  • The Fiscal Year 2016 property tax rate is recommended to increase by $0.02 from the current year rate of $0.39 to $0.41 per $100 of property valuation. The $0.02 tax rate increase is directly related to the voter approved 2012 Street and Parks Improvement Bonds.
    • Adoption Schedule:
      • 6/04/2015- Mini-Budget Work Session
      • 6/09/2015- 2nd Briefing Budget
      • 6/23/2015- Proposed Budget Adoption 


  • After years of planning, officials finally broke ground on Raleigh's new Union Station transportation hub.
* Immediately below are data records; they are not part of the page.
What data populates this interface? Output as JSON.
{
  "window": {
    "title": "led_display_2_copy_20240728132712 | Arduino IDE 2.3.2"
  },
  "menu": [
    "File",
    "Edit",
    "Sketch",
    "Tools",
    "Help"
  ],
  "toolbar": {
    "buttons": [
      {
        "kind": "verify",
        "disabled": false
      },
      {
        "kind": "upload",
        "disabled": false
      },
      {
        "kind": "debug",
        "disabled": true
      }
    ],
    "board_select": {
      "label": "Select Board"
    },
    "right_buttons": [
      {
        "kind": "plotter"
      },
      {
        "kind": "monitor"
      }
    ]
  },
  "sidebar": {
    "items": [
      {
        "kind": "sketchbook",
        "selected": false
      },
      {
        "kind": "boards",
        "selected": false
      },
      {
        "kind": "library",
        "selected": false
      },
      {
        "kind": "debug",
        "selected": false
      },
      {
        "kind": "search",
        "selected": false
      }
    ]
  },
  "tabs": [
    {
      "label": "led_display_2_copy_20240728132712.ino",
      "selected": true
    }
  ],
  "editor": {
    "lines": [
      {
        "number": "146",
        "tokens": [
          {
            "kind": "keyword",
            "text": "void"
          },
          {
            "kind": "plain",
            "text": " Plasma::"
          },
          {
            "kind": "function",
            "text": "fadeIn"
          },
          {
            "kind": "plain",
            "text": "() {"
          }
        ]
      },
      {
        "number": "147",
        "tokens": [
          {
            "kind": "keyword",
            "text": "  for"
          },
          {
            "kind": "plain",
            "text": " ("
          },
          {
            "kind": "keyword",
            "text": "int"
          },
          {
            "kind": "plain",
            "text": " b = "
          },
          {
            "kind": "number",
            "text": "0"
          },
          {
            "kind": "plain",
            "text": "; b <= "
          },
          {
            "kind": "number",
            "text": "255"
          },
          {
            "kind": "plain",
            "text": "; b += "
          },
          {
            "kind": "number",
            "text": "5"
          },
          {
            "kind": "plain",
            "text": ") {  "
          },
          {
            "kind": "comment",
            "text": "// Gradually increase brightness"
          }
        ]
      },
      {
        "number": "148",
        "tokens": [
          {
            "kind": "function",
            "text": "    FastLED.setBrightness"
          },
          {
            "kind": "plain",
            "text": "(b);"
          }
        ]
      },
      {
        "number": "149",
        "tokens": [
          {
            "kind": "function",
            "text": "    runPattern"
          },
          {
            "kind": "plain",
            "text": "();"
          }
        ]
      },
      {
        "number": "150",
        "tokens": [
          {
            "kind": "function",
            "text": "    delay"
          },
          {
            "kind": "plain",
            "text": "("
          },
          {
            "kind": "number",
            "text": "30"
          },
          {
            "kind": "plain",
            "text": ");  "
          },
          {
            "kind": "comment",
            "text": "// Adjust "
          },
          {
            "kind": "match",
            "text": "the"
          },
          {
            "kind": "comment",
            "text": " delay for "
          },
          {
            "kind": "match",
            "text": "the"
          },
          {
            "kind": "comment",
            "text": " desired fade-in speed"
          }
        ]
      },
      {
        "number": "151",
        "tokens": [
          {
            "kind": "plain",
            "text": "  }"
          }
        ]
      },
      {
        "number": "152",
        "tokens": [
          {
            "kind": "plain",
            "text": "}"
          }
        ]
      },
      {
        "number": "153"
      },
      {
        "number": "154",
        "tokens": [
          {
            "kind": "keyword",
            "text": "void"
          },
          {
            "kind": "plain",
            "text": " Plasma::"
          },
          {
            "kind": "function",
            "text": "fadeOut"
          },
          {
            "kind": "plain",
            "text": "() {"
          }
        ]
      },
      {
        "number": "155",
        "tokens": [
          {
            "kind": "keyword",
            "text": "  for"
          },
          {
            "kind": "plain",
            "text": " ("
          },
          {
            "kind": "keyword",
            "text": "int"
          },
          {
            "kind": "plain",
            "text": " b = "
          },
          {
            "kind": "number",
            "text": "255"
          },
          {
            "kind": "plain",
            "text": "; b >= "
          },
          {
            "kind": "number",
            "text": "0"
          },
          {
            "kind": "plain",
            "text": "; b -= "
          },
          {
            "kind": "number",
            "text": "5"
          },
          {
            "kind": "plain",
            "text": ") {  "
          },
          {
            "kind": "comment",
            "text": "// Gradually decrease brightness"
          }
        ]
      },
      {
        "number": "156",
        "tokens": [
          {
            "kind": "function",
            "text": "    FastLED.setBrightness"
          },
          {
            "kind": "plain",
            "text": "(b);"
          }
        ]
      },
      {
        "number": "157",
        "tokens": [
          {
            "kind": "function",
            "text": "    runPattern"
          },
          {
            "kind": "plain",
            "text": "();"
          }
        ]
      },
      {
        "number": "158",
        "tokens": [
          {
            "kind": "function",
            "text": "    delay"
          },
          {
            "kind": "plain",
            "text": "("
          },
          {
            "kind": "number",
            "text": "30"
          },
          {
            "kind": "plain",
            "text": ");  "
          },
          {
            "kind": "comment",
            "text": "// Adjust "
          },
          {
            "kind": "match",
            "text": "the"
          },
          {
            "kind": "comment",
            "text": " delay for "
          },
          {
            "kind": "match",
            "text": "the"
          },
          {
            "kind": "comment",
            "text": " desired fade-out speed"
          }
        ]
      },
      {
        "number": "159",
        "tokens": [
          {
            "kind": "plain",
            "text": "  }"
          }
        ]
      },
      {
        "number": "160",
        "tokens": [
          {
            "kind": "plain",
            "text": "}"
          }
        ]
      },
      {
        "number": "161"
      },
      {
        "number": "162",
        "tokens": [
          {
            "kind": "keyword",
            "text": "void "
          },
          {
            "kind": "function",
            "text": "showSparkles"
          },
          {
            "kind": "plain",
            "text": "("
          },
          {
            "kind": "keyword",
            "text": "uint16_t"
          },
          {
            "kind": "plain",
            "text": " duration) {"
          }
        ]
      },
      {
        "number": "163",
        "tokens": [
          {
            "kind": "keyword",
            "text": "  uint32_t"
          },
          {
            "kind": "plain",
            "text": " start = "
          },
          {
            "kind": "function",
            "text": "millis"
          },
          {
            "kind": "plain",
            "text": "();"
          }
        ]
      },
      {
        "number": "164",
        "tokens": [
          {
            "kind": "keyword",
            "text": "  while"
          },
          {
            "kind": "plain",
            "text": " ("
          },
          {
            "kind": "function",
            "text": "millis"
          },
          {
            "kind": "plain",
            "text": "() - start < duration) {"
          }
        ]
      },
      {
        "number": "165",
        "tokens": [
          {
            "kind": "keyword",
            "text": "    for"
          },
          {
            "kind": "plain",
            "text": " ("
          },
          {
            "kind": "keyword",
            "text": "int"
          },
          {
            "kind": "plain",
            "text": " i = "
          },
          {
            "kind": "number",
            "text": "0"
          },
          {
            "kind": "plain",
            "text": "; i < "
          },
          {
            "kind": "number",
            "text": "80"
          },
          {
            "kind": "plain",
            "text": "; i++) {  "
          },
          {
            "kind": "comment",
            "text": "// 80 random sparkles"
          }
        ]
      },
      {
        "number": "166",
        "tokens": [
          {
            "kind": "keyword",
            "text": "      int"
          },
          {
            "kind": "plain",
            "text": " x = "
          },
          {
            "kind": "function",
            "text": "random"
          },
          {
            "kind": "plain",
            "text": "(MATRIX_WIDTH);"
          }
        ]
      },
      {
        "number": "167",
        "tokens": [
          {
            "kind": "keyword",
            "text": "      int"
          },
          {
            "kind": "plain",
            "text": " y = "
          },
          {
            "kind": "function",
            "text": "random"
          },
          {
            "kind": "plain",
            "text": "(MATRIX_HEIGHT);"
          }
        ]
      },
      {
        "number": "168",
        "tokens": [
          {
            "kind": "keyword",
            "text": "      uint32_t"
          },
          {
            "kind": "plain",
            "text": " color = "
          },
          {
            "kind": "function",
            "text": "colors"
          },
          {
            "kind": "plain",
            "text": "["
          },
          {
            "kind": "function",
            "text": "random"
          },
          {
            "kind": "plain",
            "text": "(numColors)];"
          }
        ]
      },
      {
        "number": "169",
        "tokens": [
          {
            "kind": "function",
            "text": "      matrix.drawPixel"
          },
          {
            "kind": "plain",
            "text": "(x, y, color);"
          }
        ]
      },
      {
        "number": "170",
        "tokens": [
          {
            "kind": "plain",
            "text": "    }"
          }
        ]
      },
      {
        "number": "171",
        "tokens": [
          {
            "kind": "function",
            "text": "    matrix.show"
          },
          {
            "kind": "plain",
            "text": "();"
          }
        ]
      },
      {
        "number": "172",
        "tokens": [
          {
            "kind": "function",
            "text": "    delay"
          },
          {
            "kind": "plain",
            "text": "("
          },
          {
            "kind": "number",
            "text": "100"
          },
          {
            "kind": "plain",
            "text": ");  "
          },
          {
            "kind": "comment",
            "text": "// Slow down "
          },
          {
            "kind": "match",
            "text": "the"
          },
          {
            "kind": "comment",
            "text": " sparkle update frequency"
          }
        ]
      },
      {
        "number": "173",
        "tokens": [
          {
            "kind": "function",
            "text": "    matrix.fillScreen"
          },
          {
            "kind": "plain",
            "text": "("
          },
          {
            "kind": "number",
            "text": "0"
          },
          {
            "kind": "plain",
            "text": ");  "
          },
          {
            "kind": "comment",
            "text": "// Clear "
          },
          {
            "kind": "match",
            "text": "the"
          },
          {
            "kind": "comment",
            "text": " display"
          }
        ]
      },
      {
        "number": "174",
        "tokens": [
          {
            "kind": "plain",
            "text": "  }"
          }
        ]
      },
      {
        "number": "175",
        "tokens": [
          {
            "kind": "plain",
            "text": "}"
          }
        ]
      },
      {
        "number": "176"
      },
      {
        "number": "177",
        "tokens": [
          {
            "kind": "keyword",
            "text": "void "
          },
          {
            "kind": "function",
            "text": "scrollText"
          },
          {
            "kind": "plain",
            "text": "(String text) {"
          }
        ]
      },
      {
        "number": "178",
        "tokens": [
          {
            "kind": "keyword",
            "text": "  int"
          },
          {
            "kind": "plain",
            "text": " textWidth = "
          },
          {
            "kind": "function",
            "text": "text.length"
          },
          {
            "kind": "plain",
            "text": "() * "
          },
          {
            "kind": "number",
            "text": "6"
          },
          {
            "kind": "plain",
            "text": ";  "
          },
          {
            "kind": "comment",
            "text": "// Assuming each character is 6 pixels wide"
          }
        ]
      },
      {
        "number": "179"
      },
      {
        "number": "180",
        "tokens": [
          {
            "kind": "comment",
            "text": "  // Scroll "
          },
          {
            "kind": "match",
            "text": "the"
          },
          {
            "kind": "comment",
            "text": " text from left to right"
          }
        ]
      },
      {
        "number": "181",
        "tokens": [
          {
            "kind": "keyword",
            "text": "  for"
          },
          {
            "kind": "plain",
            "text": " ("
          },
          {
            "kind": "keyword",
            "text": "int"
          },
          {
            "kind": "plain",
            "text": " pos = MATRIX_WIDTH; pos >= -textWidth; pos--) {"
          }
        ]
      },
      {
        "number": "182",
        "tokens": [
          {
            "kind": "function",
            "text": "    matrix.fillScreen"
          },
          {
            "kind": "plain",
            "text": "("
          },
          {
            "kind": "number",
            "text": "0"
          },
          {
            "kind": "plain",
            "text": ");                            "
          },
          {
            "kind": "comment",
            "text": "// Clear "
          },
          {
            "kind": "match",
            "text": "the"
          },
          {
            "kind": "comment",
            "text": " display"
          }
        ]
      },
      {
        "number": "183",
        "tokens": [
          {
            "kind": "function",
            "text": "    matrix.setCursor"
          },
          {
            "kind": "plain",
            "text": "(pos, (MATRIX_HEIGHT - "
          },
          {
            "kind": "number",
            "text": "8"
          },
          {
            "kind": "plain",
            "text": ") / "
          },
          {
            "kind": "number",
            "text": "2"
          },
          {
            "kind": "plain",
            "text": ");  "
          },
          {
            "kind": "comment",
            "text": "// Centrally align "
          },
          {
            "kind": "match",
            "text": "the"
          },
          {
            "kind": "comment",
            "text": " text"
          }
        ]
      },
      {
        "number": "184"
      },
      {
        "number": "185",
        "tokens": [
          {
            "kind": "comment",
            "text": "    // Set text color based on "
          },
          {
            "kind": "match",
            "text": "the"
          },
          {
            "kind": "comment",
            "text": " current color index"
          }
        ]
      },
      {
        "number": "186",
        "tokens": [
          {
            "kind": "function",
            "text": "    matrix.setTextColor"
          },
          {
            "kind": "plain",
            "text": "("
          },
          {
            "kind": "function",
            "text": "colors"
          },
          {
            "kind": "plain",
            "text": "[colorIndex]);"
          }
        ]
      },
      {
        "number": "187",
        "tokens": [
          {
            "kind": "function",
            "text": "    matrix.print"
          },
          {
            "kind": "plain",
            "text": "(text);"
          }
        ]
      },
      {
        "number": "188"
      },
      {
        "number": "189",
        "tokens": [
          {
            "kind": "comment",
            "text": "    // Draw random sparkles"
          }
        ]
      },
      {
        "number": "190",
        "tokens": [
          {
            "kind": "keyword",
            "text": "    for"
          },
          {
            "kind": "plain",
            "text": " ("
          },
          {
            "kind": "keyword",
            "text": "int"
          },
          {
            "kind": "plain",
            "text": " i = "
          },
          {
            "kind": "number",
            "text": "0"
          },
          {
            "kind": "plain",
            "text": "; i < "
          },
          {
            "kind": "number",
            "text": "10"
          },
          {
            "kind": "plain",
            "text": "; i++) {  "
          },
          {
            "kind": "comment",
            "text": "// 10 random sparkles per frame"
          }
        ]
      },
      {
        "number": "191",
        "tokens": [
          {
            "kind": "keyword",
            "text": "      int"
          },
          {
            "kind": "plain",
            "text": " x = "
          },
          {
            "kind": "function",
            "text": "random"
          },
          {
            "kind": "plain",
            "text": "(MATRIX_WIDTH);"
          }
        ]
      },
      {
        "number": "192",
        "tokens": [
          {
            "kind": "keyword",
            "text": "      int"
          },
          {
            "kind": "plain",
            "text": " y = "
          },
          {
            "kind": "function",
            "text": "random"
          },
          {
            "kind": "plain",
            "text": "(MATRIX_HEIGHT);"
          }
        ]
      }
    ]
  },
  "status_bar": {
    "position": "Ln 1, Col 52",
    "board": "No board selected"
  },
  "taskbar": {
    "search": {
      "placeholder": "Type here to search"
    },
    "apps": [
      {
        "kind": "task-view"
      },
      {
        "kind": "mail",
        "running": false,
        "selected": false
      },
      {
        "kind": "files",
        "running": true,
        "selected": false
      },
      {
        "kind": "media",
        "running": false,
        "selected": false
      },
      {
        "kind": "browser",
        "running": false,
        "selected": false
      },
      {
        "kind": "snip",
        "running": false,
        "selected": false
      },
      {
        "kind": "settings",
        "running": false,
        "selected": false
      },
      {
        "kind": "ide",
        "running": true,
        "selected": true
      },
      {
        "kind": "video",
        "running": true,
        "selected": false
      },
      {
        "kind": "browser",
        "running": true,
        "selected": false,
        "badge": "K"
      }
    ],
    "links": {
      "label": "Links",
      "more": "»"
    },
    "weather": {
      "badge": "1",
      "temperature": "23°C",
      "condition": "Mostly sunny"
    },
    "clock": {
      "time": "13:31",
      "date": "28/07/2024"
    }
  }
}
Funding has been the biggest hurdle for the project, but now that it's been secured and officials broke ground on the project. Raleigh's new Union Station is finally becoming a reality.
  • Included in the budget proposal is a property tax rate increase of 1.72 cents per $100 of tax valuation. This tax increase was approved by Raleigh voters in a parks bond referendum in November 2014. The approximately $92 million bond issue will fund improvements to greenways, community centers, historic sites, aquatic centers, and playgrounds. The 1.72-cent increase would bring Raleigh’s property tax rate to 42.10 cents per $100 of tax valuation. Also proposed is a 75-cent increase in the monthly solid waste collection fee.

·         Raleigh City Council continues to struggle with building heights and the new staff approved plan to allow buildings up to 40 stories in the City’s center.

o   Councilor Russ Stephenson has opposed the plan, while Councilor Wayne Maiorano has supported it by saying it is a vision statement to the rest of the country for what we want in our downtown. Mayor Nancy McFarlane seems to be on the fence and continues to include affordable housing options in the conversation despite the city attorney reminding the Council and Mayor that “inclusionary zoning” is illegal.

  • The City of Raleigh launched a program on May 1 to improve customer service and further ensure that construction in Raleigh is permitted and completed in accordance with State and local building laws. The Permit Notification Program applies to building, electrical, plumbing, mechanical, and other related permits issued by the Inspections Department. If you have questions about the City of Raleigh’s permitting and inspections program, please call 919-996-2705 to speak to a customer service representative. 


  • “Community Conversation” is an initiative created by Wake County Commissioner Jessica Holmes for the purpose of engaging the community in the decision making processes. The Town of Rolesville, Wake County, and the Wake County Public School System have teamed together to hold a joint meeting…a community conversation. This event will be held at Rolesville Town Hall on Tuesday, June 2 at 7:00 pm. All are welcome to attend and express to the elected officials what your vision is and to learn more about what is going on.   

Wake Forest:

  • The Wake Forest Board of Commissioners on Tuesday evening unanimously appointed Kip Padgett as Wake Forest’s new town manager. Padgett, who has been the city manager in Gainesville, Ga., since 2009, will succeed Mark Williams who retired in April. He is expected to begin working in Wake Forest on Monday, July 6. He will earn an annual salary of $145,000.


  • Triangle J Council of Governments has announced Lee Worsley as its new Executive Director. Worsley is currently the Deputy County Manager for Durham County. He follows Kirby Bowers who announced his retirement earlier this year. He will assume his new role on July 13, 2015.
  • The Midtown Raleigh Alliance invites you to join them for a morning of Real Estate Facts and Trends on June 18th from 8:00am – 9:30am at the First Citizens Corporate Conference Center, 4300 Six Forks Road.  Hear from a panel of residential real estate experts from the Midtown Market that includes Nicole Petroff, Kane Residential; Kate Kenney, Coldwell Banker HPW; Anne Scruggs, Berkshire Hathaway Home Services YSU; Amy Butler, Fonville Morisey; and Phyllis Brookshire from Allen Tate.  Plus, get a commercial update from Charlie Coyne, CBRE Senior Director of Retail, and Lee Clyburn, Senior Vice President for Office. Finish up the morning with a very special update from John Kane, Chairman of Kane Realty Corporation on current and future North Hills development.  To register HERE!